* **Data records**:
◇ ◇ ◇
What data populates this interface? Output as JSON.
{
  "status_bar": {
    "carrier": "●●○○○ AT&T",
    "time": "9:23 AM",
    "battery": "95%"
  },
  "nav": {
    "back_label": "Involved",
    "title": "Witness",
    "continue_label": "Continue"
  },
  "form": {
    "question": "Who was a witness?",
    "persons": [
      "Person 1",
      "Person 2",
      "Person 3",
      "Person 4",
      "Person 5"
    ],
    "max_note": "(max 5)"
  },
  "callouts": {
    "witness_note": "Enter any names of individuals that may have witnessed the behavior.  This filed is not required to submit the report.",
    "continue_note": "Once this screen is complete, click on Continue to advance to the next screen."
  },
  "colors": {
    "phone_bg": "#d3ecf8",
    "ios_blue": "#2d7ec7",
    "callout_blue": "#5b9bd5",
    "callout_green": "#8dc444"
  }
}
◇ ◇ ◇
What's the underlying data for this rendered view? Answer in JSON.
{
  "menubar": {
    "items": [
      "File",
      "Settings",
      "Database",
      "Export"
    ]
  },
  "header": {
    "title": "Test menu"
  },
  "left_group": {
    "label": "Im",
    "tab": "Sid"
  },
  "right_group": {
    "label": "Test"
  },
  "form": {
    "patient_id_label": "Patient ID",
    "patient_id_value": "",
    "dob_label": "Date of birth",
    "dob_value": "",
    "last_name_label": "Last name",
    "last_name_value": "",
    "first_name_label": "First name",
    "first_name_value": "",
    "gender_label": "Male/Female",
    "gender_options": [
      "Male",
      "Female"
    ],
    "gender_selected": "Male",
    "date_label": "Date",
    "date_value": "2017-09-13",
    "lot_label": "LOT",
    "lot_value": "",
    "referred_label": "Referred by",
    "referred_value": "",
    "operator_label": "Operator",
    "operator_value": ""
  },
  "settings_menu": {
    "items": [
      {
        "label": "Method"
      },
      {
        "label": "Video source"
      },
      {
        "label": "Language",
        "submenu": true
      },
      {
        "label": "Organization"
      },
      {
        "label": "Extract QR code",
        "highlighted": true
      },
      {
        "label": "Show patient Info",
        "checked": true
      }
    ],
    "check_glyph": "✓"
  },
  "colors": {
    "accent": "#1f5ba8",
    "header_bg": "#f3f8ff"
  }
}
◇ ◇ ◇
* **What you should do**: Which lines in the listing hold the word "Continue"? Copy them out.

* **Solution to this problem**:
    "continue_label": "Continue"
    "continue_note": "Once this screen is complete, click on Continue to advance to the next screen."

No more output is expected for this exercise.